## Your task
Work out how many lines in the data hold the string "than". Reply with only that number.
=======
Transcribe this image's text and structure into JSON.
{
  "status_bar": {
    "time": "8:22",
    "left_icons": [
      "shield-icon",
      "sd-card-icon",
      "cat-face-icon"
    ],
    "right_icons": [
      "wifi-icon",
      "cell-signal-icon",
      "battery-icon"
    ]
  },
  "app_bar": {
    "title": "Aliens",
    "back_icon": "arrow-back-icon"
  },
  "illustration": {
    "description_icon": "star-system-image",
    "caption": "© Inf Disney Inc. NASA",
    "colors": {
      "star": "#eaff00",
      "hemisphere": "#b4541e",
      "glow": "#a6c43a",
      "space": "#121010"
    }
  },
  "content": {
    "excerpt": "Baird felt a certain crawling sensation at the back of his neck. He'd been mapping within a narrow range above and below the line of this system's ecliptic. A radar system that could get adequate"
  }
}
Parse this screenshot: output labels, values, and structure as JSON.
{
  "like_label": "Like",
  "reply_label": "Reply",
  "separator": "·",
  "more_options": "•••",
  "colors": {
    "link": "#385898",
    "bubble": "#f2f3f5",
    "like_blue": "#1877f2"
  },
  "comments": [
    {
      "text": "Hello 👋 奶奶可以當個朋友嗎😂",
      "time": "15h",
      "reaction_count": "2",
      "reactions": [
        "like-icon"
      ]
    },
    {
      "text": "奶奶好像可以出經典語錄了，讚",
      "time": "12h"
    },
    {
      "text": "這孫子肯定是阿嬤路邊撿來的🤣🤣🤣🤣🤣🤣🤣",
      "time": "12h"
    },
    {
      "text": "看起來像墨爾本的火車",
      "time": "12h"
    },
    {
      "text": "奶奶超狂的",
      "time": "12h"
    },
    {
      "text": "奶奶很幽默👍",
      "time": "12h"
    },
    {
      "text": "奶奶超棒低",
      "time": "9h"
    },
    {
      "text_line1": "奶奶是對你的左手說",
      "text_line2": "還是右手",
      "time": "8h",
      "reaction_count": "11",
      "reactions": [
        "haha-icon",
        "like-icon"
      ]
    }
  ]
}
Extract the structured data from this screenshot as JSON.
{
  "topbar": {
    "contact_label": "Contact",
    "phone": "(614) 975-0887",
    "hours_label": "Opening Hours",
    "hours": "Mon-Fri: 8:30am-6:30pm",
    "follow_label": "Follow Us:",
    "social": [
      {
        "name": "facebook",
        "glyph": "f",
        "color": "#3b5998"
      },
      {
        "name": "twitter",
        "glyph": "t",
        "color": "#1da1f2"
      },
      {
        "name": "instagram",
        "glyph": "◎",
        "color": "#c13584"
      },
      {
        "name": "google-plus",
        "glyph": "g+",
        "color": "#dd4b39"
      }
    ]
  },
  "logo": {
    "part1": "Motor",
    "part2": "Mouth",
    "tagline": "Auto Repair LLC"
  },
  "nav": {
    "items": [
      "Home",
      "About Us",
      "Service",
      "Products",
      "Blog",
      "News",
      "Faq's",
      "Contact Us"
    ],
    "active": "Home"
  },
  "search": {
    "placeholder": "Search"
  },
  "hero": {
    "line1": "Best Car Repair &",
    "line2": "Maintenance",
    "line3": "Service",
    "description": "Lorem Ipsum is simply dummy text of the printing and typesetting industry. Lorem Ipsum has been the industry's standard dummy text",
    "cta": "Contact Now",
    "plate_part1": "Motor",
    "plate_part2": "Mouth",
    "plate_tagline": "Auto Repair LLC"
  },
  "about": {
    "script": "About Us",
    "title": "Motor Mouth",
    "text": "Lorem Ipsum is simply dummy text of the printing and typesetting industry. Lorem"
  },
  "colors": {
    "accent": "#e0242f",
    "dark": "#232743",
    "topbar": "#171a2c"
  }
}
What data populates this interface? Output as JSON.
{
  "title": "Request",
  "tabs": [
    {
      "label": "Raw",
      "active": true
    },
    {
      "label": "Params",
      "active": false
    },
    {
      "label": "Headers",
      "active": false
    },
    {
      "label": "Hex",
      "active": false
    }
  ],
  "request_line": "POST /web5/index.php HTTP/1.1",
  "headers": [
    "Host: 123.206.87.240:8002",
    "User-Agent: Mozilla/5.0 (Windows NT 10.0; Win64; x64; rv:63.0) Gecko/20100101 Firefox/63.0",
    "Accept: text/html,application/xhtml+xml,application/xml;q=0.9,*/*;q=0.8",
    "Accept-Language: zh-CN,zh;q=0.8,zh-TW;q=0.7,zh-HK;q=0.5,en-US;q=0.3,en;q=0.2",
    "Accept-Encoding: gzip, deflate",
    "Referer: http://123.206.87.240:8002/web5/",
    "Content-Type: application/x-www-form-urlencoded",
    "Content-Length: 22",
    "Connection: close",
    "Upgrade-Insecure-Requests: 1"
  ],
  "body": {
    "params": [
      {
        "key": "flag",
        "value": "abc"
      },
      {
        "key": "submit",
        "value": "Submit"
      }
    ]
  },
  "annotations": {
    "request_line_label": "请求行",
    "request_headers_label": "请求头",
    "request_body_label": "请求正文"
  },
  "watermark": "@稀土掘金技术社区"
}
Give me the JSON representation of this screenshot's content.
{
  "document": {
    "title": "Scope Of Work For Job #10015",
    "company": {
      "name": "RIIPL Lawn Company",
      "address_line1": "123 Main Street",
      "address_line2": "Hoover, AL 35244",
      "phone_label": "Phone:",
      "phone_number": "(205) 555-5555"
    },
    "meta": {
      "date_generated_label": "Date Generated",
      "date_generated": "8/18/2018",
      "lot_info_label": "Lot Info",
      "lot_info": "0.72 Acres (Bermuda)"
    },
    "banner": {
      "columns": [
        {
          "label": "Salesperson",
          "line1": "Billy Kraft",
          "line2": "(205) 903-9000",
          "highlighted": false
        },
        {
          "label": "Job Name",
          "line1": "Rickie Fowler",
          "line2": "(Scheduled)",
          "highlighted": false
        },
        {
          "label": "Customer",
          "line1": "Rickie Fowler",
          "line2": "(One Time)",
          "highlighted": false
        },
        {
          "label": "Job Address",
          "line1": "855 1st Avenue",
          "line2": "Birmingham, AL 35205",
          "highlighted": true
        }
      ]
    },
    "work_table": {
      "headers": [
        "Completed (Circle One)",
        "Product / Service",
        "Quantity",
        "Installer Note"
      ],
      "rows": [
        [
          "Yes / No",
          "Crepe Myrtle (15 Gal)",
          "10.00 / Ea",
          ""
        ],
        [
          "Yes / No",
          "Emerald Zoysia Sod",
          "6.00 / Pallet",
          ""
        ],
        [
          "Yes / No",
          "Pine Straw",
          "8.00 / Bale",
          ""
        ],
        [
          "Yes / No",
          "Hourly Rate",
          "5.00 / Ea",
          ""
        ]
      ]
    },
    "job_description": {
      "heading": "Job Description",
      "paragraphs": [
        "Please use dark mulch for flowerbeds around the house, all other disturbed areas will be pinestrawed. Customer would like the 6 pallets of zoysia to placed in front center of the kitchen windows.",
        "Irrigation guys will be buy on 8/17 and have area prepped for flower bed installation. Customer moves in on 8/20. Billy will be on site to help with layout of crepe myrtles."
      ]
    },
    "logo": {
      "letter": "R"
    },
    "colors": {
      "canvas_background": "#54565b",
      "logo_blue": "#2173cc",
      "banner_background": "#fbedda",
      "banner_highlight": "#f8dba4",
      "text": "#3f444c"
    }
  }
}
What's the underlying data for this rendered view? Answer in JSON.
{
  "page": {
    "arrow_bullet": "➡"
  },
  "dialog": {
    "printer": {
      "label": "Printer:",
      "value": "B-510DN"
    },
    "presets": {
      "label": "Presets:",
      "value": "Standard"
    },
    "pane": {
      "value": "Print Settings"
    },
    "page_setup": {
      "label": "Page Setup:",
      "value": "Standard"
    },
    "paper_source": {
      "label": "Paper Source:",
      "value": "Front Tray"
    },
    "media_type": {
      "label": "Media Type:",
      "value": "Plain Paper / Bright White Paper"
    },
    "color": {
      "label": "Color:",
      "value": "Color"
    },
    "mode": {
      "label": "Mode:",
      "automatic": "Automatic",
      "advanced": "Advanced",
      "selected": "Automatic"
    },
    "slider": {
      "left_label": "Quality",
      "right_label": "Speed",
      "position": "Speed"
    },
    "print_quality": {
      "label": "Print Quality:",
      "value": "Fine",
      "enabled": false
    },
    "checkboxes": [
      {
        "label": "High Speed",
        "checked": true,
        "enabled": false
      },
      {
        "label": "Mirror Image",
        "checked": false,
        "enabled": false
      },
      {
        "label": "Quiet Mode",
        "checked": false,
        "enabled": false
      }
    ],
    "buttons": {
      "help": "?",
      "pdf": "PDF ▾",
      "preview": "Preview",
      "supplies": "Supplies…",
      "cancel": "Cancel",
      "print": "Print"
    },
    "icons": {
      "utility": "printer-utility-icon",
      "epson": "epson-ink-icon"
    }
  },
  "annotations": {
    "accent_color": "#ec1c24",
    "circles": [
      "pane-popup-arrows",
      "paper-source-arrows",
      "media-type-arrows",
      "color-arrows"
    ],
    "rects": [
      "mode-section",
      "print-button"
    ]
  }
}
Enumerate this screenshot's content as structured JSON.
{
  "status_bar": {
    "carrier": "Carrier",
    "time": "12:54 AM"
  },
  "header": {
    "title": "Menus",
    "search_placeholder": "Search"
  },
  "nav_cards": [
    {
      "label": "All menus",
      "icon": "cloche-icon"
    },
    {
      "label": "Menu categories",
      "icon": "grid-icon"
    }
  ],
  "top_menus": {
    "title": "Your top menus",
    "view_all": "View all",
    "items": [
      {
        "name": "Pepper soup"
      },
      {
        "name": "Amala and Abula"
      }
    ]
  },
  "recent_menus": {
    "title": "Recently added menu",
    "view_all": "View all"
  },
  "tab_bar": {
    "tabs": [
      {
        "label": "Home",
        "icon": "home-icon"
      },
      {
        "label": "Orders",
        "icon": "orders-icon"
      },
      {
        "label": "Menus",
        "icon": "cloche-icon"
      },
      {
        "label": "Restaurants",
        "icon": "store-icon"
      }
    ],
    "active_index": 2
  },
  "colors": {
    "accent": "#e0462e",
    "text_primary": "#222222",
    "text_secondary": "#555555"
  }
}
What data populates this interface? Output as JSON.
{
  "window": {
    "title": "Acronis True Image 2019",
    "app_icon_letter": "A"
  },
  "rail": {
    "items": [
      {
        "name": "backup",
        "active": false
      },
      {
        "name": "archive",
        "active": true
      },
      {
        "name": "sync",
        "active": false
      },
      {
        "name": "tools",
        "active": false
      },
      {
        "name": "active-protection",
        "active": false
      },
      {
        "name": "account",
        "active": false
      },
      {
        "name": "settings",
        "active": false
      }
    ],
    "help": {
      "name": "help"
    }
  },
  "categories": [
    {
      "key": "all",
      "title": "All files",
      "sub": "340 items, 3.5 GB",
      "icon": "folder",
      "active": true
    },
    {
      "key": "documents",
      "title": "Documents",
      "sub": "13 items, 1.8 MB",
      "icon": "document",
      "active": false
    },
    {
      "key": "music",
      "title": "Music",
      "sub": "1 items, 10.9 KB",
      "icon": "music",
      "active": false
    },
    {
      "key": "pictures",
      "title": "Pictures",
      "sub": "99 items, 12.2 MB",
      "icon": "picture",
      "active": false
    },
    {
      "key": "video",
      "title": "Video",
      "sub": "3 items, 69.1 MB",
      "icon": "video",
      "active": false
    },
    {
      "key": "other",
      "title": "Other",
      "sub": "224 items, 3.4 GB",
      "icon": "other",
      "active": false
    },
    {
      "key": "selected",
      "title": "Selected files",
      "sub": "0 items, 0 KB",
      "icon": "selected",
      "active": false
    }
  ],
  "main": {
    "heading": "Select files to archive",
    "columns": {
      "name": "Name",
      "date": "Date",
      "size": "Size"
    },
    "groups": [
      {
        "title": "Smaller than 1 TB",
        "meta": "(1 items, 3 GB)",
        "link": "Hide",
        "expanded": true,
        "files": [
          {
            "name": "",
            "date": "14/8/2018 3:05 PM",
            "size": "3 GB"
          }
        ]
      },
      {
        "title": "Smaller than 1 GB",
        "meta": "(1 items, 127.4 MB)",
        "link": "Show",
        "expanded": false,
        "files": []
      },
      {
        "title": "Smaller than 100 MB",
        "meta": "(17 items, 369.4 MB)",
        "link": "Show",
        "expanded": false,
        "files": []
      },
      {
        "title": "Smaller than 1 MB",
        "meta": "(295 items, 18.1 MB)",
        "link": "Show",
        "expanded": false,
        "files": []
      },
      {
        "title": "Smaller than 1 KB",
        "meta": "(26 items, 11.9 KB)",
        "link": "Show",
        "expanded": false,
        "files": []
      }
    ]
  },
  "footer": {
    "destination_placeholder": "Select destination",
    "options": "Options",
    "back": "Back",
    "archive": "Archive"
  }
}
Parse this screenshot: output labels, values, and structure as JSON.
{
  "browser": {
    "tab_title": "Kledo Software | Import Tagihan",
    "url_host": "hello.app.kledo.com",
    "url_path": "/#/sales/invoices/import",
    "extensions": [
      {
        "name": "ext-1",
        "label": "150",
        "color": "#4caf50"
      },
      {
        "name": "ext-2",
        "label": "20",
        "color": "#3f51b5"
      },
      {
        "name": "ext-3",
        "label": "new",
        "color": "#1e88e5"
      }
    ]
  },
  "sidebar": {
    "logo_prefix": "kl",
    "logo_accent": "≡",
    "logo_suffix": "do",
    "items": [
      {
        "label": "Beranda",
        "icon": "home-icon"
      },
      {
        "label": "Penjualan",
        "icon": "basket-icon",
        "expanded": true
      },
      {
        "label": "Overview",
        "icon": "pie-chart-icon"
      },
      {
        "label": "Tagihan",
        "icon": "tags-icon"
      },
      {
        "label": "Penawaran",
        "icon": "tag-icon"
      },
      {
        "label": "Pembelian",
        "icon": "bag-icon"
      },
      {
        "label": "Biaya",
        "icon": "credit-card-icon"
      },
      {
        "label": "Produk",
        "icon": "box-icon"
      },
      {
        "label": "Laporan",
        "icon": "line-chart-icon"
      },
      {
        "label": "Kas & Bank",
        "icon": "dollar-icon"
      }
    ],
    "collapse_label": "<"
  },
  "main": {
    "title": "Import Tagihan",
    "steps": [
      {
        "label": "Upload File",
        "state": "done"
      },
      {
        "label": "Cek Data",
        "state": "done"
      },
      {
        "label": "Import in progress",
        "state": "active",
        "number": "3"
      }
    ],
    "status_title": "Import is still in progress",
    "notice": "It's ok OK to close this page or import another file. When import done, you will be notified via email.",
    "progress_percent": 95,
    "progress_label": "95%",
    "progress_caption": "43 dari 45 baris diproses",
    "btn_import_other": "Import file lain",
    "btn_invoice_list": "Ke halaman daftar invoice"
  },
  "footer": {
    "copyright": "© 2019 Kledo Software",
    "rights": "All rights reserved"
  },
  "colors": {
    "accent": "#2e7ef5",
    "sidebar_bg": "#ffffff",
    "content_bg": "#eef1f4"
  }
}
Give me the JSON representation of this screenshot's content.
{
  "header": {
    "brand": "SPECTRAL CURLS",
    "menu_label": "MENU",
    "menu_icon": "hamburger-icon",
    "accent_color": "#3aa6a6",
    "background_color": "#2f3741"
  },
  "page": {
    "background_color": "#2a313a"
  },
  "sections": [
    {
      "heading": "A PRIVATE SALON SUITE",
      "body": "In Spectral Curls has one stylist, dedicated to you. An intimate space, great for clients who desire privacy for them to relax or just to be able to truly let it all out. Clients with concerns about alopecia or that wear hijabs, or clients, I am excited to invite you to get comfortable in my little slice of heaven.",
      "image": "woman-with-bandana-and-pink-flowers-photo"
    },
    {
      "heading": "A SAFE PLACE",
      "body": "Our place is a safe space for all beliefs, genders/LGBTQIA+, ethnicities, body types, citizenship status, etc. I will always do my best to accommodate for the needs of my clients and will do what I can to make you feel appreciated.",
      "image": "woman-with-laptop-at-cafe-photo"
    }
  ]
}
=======
## Expected answer
5